Big news last week came in the way of a Wired article that shows a Jeep Cherokee that was remotely hacked. The hackers claim, by using the Sprint cellular network that FCA uses for their telematics, that they could remotely gain access to the infotainment system and load new firmware that allowed them to take over the entire car’s computer network. That included remotely controlling the brakes, steering, and transmission. How possible is something like that for a modern Ford vehicle?
FCA fixed the exploit by issuing a software update for vehicles that customers already own, fixing the hole on vehicles in production, and working with Sprint to plug the hole on their end that allowed for remote access in the first place.
On vehicles equipped with MyFord Touch that aren’t plug-in or fully-electric vehicles, the system has no outside connection to the Internet. Unless you plug in a USB 4G dongle to convert the vehicle into a wireless hotspot, there’s no active connection inside the vehicle.
Assuming a hacker could use the wireless hotspot to gain control of the infotainment, your risk would be extremely low. It’d have to occur when the vehicle is running, with the dongle plugged in. They then would have to break the security on your wireless dongle, penetrate the MyFord Touch system, and hope that there’s a way to bridge that data connection to the bus of the rest of the vehicle. The odds of that occurring are astronomically low. Maybe it’s provable in a lab, but would never be effective in the wild.
For the plug-in Ford vehicles, Ford offers a mobile app that allows owners to find their vehicles, lock and unlock them, and start them. That data connection is fundamentally the same setup as FCA has, and could potentially be subject to a similar exploit. Ford uses AT&T for their data connection. Unless AT&T better protects their system than Sprint did, that could be an entry point for the vehicle.
If a plug-in Ford were to be hacked, the resulting damage wouldn’t be as big as the FCA breach. Far fewer plug-in vehicles are sold. That doesn’t mean that it wouldn’t be scary to the person owning the plug-in hybrid, but not as many cars would be hacked.

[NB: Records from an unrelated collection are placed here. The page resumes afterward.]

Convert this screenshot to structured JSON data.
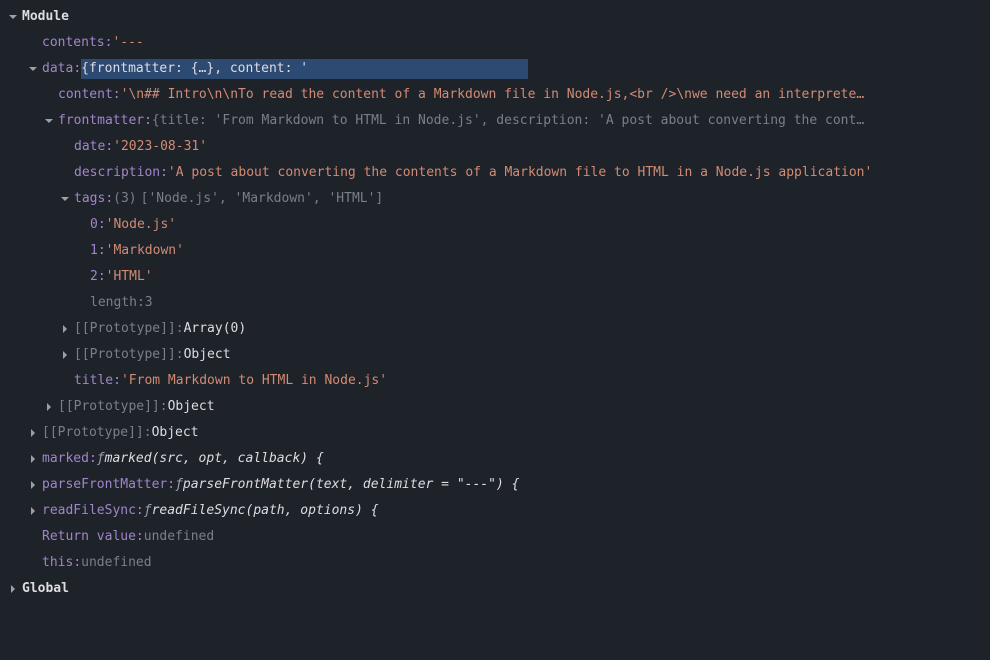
{
  "module": {
    "label": "Module",
    "contents": {
      "key": "contents",
      "value": "'---"
    },
    "data": {
      "key": "data",
      "summary": "{frontmatter: {…}, content: '",
      "content": {
        "key": "content",
        "value": "'\\n## Intro\\n\\nTo read the content of a Markdown file in Node.js,<br />\\nwe need an interprete…"
      },
      "frontmatter": {
        "key": "frontmatter",
        "summary": "{title: 'From Markdown to HTML in Node.js', description: 'A post about converting the cont…",
        "date": {
          "key": "date",
          "value": "'2023-08-31'"
        },
        "description": {
          "key": "description",
          "value": "'A post about converting the contents of a Markdown file to HTML in a Node.js application'"
        },
        "tags": {
          "key": "tags",
          "count": "(3)",
          "preview": "['Node.js', 'Markdown', 'HTML']",
          "items": [
            {
              "idx": "0",
              "value": "'Node.js'"
            },
            {
              "idx": "1",
              "value": "'Markdown'"
            },
            {
              "idx": "2",
              "value": "'HTML'"
            }
          ],
          "length": {
            "key": "length",
            "value": "3"
          },
          "proto": {
            "key": "[[Prototype]]",
            "value": "Array(0)"
          }
        },
        "proto": {
          "key": "[[Prototype]]",
          "value": "Object"
        },
        "title": {
          "key": "title",
          "value": "'From Markdown to HTML in Node.js'"
        }
      },
      "proto": {
        "key": "[[Prototype]]",
        "value": "Object"
      }
    },
    "proto": {
      "key": "[[Prototype]]",
      "value": "Object"
    },
    "marked": {
      "key": "marked",
      "sig": "marked(src, opt, callback) {"
    },
    "parseFrontMatter": {
      "key": "parseFrontMatter",
      "sig": "parseFrontMatter(text, delimiter = \"---\") {"
    },
    "readFileSync": {
      "key": "readFileSync",
      "sig": "readFileSync(path, options) {"
    },
    "returnValue": {
      "key": "Return value",
      "value": "undefined"
    },
    "this": {
      "key": "this",
      "value": "undefined"
    }
  },
  "global": {
    "label": "Global"
  }
}
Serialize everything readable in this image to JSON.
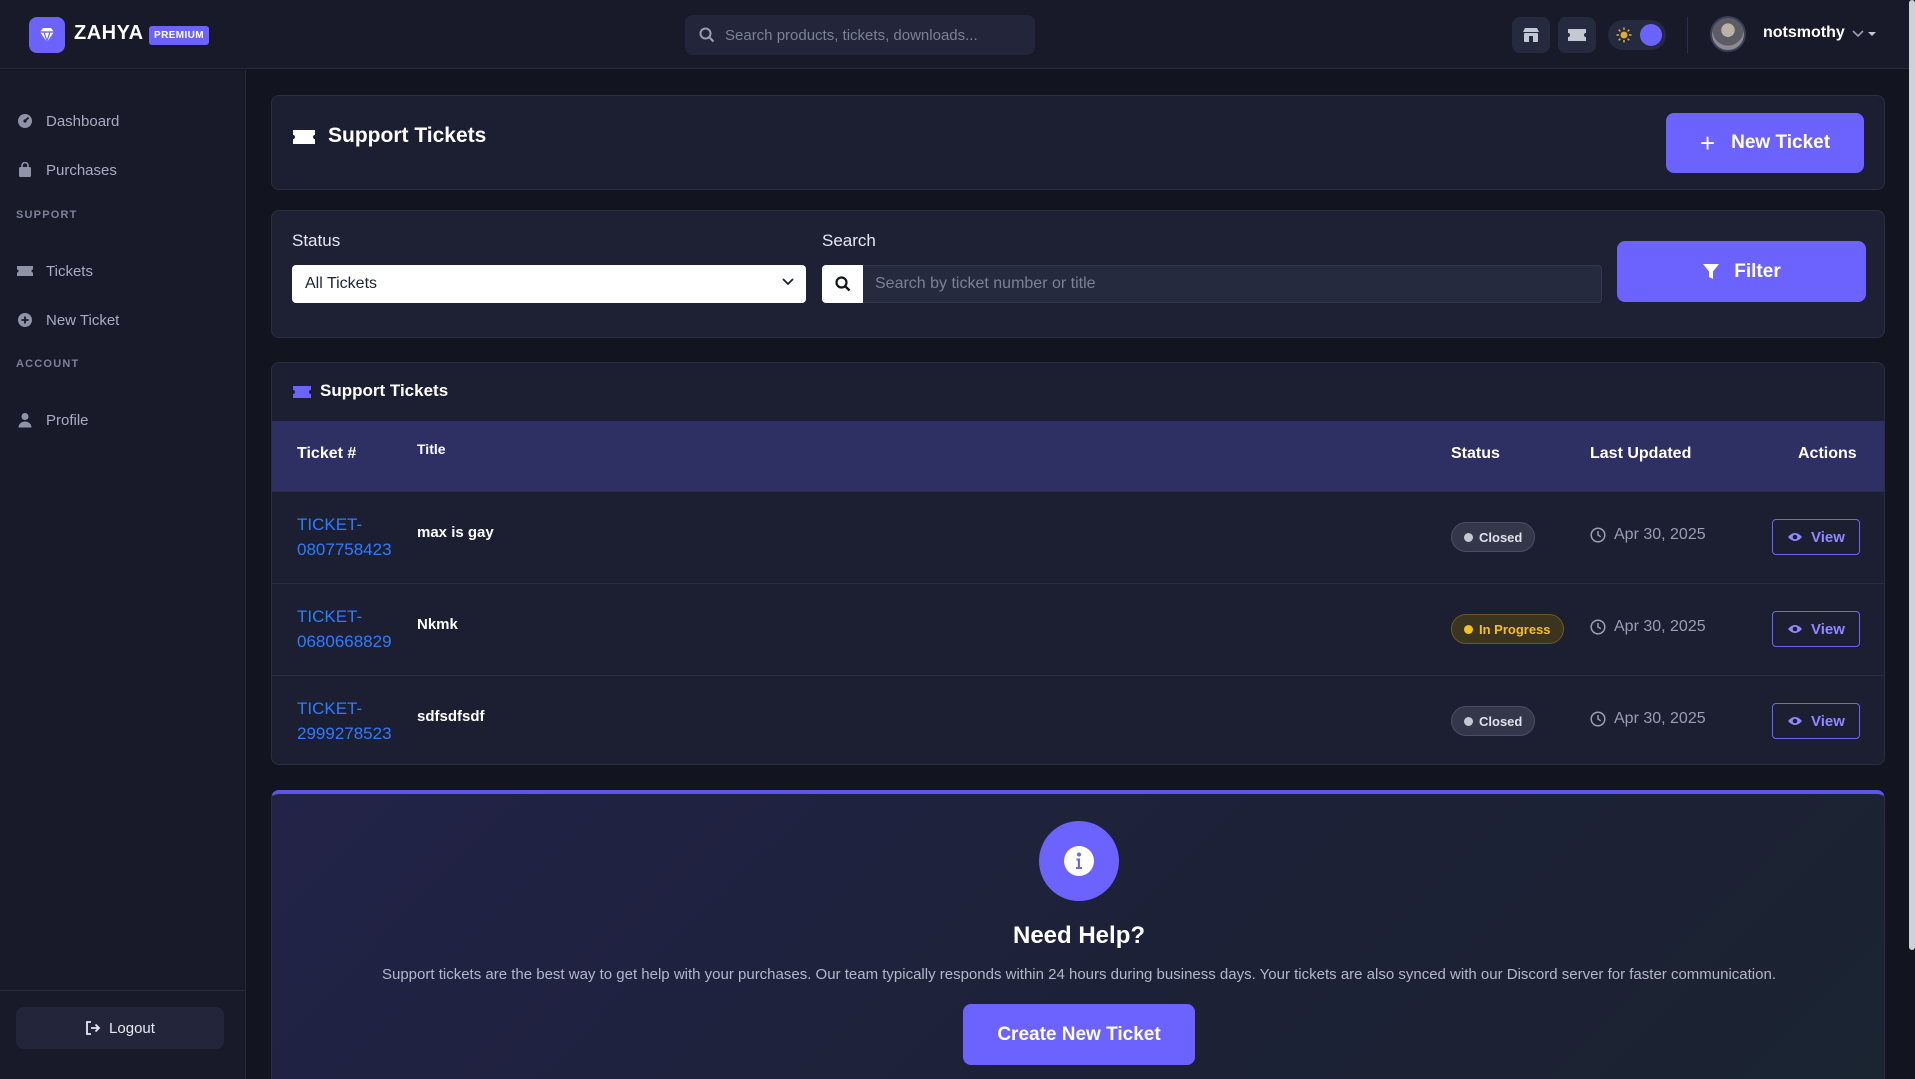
{
  "topbar": {
    "brand": "ZAHYA",
    "badge": "PREMIUM",
    "search_placeholder": "Search products, tickets, downloads...",
    "username": "notsmothy"
  },
  "sidebar": {
    "items": [
      {
        "label": "Dashboard",
        "icon": "dashboard-icon"
      },
      {
        "label": "Purchases",
        "icon": "bag-icon"
      }
    ],
    "support_heading": "SUPPORT",
    "support_items": [
      {
        "label": "Tickets",
        "icon": "ticket-icon"
      },
      {
        "label": "New Ticket",
        "icon": "plus-circle-icon"
      }
    ],
    "account_heading": "ACCOUNT",
    "account_items": [
      {
        "label": "Profile",
        "icon": "user-icon"
      }
    ],
    "logout_label": "Logout"
  },
  "header": {
    "title": "Support Tickets",
    "new_ticket_label": "New Ticket"
  },
  "filters": {
    "status_label": "Status",
    "status_value": "All Tickets",
    "search_label": "Search",
    "search_placeholder": "Search by ticket number or title",
    "filter_label": "Filter"
  },
  "table": {
    "title": "Support Tickets",
    "columns": [
      "Ticket #",
      "Title",
      "Status",
      "Last Updated",
      "Actions"
    ],
    "rows": [
      {
        "ticket_a": "TICKET-",
        "ticket_b": "0807758423",
        "title": "max is gay",
        "status": "Closed",
        "updated": "Apr 30, 2025",
        "action": "View"
      },
      {
        "ticket_a": "TICKET-",
        "ticket_b": "0680668829",
        "title": "Nkmk",
        "status": "In Progress",
        "updated": "Apr 30, 2025",
        "action": "View"
      },
      {
        "ticket_a": "TICKET-",
        "ticket_b": "2999278523",
        "title": "sdfsdfsdf",
        "status": "Closed",
        "updated": "Apr 30, 2025",
        "action": "View"
      }
    ]
  },
  "help": {
    "title": "Need Help?",
    "text": "Support tickets are the best way to get help with your purchases. Our team typically responds within 24 hours during business days. Your tickets are also synced with our Discord server for faster communication.",
    "button_label": "Create New Ticket"
  },
  "colors": {
    "accent": "#6c63ff",
    "link": "#2f7bff",
    "in_progress": "#f6c11a"
  }
}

With SYNC 3, Ford introduces over-the-air updating of their system through a WiFi connection to your home router. Over-the-air updates are a great way to stay up to date, and using a WiFi connection at home is inherently more safe.
Your router has an active firewall on it. That should help keep out some of the baddies. Also, since it’s only checking for updates when the car is at home and connected to WiFi, it doesn’t mean that the car is always connected to the Internet and subject to remote hacking. If someone were able to gain access to your SYNC 3 Ford, it’s most likely going to be in the garage and you aren’t going to be in it. Once you drive away, you lose the Internet connection.
They only remaining question are mobile apps on your smartphone. If your smartphone had a virus, could that potentially break into your Ford and allow a hacker to gain control? It would depend on Ford’s mobile app interface. If the mobile app interface is locked down, then there shouldn’t be an issue. However, until hackers beat on that connection we won’t know for sure.
What you can be sure of is that the risk is lower on Ford vehicles than other brands because, unless you have a plug-in vehicle, your vehicle isn’t always connected to the Internet. That alone significantly reduces the risk of a remote hack.
The other hacks up until this point have required physical access to the vehicle. If someone wanted to do you harm and have physical access to your Ford, they do easily do it without having to hack your vehicle at all.
What do you think? Are you worried about car and truck hacking, or are you not concerned? Let us know in the forums!